(Page and application data records)

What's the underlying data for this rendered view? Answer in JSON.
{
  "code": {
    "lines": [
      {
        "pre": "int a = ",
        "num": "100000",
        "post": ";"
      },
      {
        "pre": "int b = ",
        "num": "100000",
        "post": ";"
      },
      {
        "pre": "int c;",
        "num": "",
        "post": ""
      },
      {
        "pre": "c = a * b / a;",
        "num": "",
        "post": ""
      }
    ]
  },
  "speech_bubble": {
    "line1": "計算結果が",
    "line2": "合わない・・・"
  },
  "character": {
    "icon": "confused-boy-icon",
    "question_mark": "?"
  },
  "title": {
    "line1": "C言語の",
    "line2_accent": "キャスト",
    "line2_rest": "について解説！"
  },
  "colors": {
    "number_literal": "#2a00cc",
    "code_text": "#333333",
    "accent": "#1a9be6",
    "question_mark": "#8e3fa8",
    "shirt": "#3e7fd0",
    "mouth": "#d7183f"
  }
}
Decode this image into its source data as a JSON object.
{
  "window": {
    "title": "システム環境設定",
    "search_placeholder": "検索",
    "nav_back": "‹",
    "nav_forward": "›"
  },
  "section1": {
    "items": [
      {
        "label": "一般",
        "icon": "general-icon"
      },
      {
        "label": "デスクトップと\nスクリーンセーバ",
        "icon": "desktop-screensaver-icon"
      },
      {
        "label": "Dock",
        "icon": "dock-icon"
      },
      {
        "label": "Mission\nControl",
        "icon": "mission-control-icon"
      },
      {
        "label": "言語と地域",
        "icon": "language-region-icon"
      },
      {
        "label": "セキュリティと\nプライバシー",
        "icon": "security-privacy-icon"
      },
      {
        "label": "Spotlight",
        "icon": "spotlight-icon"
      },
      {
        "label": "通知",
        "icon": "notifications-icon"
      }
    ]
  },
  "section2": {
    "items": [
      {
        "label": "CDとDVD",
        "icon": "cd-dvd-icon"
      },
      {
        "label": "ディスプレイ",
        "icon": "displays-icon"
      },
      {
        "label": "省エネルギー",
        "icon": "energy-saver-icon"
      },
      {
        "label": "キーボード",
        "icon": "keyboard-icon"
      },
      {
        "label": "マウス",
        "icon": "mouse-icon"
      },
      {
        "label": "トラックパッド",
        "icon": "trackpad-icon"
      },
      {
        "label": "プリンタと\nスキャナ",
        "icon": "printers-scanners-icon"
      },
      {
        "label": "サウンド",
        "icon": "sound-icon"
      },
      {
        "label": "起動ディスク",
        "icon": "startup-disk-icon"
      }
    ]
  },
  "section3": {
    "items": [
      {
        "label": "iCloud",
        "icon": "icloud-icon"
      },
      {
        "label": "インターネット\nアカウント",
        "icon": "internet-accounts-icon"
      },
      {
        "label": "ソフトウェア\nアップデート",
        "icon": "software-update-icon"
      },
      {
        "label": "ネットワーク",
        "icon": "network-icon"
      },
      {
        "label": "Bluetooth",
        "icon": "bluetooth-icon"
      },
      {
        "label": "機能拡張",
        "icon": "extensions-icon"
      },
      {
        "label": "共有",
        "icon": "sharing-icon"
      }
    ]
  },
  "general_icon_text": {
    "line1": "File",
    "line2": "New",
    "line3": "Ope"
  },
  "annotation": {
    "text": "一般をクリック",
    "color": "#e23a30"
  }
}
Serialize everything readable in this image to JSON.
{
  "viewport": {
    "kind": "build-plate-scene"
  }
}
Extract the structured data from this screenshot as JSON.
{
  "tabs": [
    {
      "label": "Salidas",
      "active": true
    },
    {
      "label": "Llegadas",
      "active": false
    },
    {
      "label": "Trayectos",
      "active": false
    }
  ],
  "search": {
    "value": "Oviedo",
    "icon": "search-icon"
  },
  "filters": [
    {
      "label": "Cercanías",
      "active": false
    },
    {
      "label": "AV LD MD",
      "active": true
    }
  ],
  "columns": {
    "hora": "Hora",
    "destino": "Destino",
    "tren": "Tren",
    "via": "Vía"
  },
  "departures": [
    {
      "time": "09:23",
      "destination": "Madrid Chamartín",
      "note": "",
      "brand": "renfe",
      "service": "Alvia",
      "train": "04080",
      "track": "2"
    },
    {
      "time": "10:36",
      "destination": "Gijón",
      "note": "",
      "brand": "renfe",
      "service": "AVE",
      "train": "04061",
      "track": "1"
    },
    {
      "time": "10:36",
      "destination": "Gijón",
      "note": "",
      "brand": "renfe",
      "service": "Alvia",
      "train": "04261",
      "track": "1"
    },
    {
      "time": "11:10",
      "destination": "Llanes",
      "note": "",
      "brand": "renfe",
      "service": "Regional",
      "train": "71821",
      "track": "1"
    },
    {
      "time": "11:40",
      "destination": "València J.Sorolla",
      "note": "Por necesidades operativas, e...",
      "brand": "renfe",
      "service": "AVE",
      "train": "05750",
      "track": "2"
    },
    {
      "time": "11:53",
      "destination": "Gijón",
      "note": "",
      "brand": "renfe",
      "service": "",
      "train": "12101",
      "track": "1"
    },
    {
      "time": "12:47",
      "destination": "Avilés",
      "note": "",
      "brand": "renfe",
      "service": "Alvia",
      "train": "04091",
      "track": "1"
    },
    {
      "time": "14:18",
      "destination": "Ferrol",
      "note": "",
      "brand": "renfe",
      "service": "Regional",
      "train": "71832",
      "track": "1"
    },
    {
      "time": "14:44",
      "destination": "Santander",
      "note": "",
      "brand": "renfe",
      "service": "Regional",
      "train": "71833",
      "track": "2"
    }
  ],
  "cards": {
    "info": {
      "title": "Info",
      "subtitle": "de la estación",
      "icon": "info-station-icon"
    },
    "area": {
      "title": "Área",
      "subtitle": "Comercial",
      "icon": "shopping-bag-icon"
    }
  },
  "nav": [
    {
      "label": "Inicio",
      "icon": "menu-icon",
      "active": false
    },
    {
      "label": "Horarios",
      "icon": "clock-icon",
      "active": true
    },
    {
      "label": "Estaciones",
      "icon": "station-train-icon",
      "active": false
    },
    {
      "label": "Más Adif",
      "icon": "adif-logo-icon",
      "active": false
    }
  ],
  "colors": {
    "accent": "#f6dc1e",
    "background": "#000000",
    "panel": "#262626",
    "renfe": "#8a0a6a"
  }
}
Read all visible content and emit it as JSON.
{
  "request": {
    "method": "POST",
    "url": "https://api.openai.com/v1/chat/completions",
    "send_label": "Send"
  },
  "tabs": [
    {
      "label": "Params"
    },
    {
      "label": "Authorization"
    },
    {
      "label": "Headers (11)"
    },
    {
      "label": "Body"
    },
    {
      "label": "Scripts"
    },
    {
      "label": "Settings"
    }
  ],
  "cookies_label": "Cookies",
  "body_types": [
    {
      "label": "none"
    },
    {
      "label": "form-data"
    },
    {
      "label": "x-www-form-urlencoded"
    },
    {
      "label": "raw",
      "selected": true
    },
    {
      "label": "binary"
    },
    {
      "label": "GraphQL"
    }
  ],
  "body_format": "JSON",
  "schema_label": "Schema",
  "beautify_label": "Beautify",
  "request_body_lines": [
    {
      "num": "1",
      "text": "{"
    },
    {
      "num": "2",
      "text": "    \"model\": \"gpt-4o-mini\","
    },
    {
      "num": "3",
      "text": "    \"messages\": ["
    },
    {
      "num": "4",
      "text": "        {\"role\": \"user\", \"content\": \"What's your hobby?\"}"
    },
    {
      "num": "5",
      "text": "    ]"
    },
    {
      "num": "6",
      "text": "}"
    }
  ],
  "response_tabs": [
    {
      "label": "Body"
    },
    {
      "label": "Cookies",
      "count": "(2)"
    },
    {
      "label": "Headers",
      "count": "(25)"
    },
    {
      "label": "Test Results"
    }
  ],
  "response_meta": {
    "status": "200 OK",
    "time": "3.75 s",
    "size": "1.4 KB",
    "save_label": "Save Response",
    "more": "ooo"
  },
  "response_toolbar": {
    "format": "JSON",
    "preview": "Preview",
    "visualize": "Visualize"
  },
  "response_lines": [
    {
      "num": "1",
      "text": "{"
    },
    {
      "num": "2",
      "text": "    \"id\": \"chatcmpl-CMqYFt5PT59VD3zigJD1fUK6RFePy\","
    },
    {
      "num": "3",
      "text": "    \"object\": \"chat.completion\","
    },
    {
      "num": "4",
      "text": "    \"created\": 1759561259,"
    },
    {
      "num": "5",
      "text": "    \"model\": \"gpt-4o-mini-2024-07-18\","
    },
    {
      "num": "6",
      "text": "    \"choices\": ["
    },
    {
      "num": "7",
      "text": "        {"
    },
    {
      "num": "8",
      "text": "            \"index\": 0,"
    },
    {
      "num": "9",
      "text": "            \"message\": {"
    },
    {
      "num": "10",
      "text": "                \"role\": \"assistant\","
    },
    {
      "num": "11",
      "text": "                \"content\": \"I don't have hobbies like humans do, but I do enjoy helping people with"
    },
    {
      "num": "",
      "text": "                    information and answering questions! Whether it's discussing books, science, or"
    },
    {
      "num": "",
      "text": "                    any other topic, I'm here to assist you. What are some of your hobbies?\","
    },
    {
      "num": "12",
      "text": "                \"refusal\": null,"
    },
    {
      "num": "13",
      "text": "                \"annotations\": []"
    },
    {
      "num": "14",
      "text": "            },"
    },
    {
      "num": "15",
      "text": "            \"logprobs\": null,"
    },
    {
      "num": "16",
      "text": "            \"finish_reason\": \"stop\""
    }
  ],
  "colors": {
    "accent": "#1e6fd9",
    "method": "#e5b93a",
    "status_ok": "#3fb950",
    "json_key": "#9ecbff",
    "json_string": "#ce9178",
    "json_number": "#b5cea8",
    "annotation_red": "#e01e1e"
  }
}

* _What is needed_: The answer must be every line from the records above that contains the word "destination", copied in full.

* _Task result_:
      "destination": "Madrid Chamartín",
      "destination": "Gijón",
      "destination": "Gijón",
      "destination": "Llanes",
      "destination": "València J.Sorolla",
      "destination": "Gijón",
      "destination": "Avilés",
      "destination": "Ferrol",
      "destination": "Santander",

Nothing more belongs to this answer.